> **Exercise instructions**: Write out all of the records exactly once more and skip the images.

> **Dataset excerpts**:
▬▬▬▬▬▬▬▬▬▬

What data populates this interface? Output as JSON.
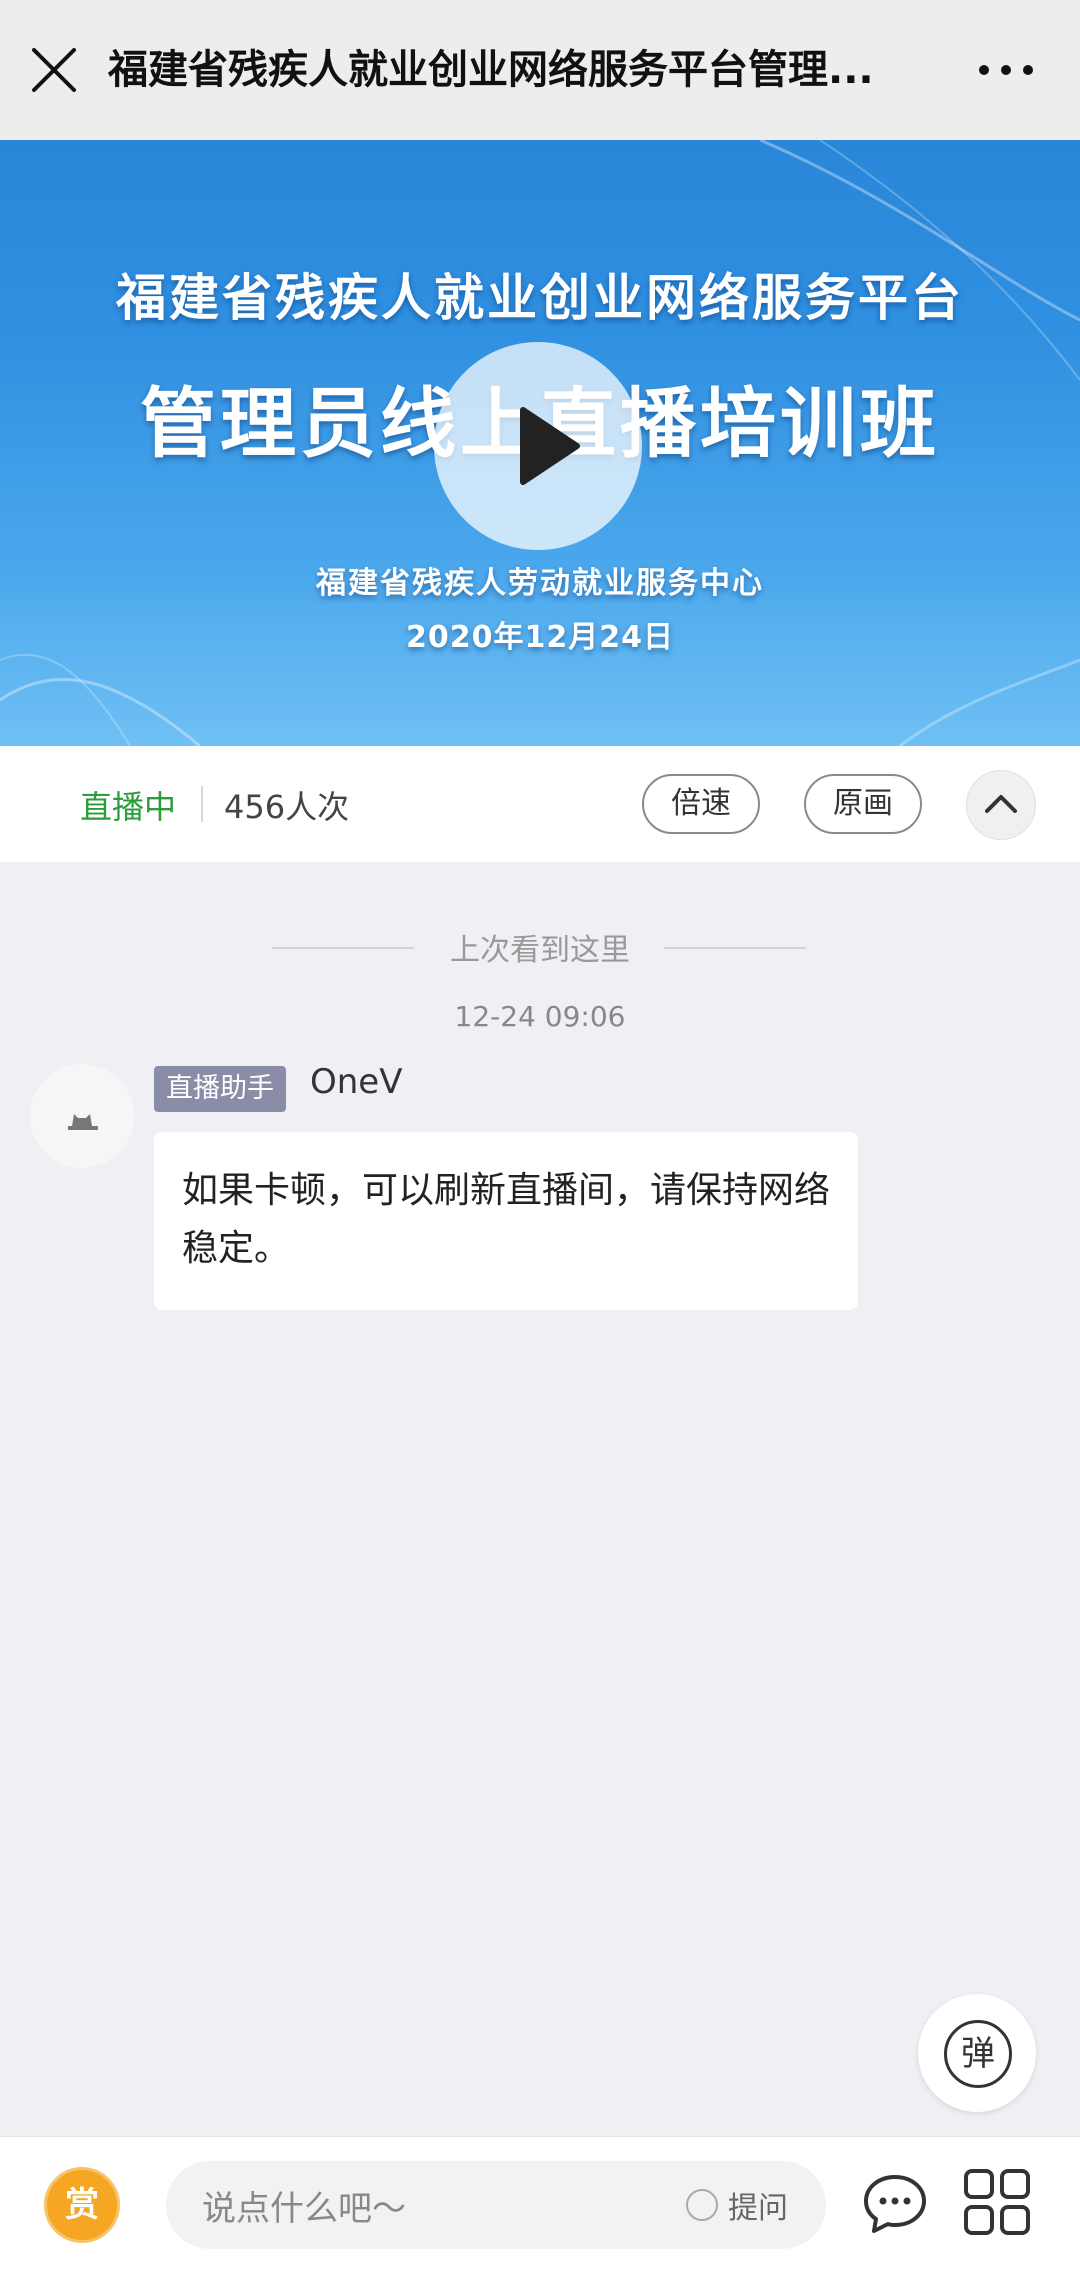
{
  "topbar": {
    "title": "福建省残疾人就业创业网络服务平台管理...",
    "close_icon": "close-icon",
    "more_icon": "more-icon"
  },
  "video": {
    "title_line1": "福建省残疾人就业创业网络服务平台",
    "title_line2": "管理员线上直播培训班",
    "organizer": "福建省残疾人劳动就业服务中心",
    "date": "2020年12月24日",
    "play_icon": "play-icon"
  },
  "status": {
    "live_label": "直播中",
    "viewers": "456人次",
    "speed_button": "倍速",
    "original_button": "原画",
    "collapse_icon": "chevron-up-icon"
  },
  "chat": {
    "last_seen": "上次看到这里",
    "timestamp": "12-24 09:06",
    "message": {
      "badge": "直播助手",
      "sender": "OneV",
      "text": "如果卡顿，可以刷新直播间，请保持网络稳定。"
    }
  },
  "danmaku": {
    "label": "弹"
  },
  "bottom": {
    "reward_label": "赏",
    "placeholder": "说点什么吧〜",
    "ask_label": "提问",
    "chat_icon": "chat-bubble-icon",
    "menu_icon": "grid-menu-icon"
  },
  "colors": {
    "live_green": "#2a9d3a",
    "reward_orange": "#f5a623",
    "badge_gray": "#8b8ca8",
    "video_blue": "#2f8fe0"
  }
}
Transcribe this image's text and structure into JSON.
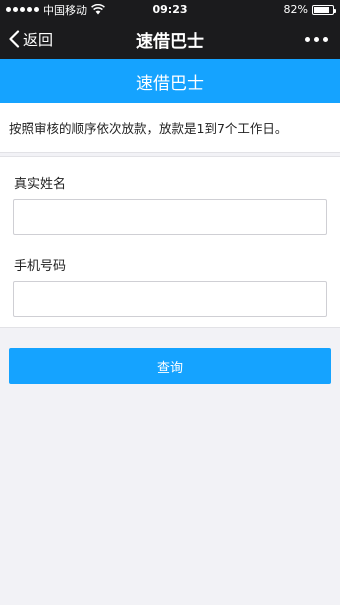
{
  "status_bar": {
    "carrier": "中国移动",
    "time": "09:23",
    "battery_percent": "82%",
    "battery_level": 0.82
  },
  "nav": {
    "back_label": "返回",
    "title": "速借巴士"
  },
  "banner": {
    "title": "速借巴士"
  },
  "notice": {
    "text": "按照审核的顺序依次放款，放款是1到7个工作日。"
  },
  "form": {
    "name_label": "真实姓名",
    "name_value": "",
    "phone_label": "手机号码",
    "phone_value": ""
  },
  "actions": {
    "query_label": "查询"
  },
  "colors": {
    "accent": "#15a3ff",
    "bar": "#1b1b1d",
    "background": "#f2f2f6"
  }
}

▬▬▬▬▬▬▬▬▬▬

> **Task result**:
What data populates this interface? Output as JSON.
{
  "topbar": {
    "title": "福建省残疾人就业创业网络服务平台管理...",
    "close_icon": "close-icon",
    "more_icon": "more-icon"
  },
  "video": {
    "title_line1": "福建省残疾人就业创业网络服务平台",
    "title_line2": "管理员线上直播培训班",
    "organizer": "福建省残疾人劳动就业服务中心",
    "date": "2020年12月24日",
    "play_icon": "play-icon"
  },
  "status": {
    "live_label": "直播中",
    "viewers": "456人次",
    "speed_button": "倍速",
    "original_button": "原画",
    "collapse_icon": "chevron-up-icon"
  },
  "chat": {
    "last_seen": "上次看到这里",
    "timestamp": "12-24 09:06",
    "message": {
      "badge": "直播助手",
      "sender": "OneV",
      "text": "如果卡顿，可以刷新直播间，请保持网络稳定。"
    }
  },
  "danmaku": {
    "label": "弹"
  },
  "bottom": {
    "reward_label": "赏",
    "placeholder": "说点什么吧〜",
    "ask_label": "提问",
    "chat_icon": "chat-bubble-icon",
    "menu_icon": "grid-menu-icon"
  },
  "colors": {
    "live_green": "#2a9d3a",
    "reward_orange": "#f5a623",
    "badge_gray": "#8b8ca8",
    "video_blue": "#2f8fe0"
  }
}
Transcribe this image's text and structure into JSON.
{
  "status_bar": {
    "carrier": "中国移动",
    "time": "09:23",
    "battery_percent": "82%",
    "battery_level": 0.82
  },
  "nav": {
    "back_label": "返回",
    "title": "速借巴士"
  },
  "banner": {
    "title": "速借巴士"
  },
  "notice": {
    "text": "按照审核的顺序依次放款，放款是1到7个工作日。"
  },
  "form": {
    "name_label": "真实姓名",
    "name_value": "",
    "phone_label": "手机号码",
    "phone_value": ""
  },
  "actions": {
    "query_label": "查询"
  },
  "colors": {
    "accent": "#15a3ff",
    "bar": "#1b1b1d",
    "background": "#f2f2f6"
  }
}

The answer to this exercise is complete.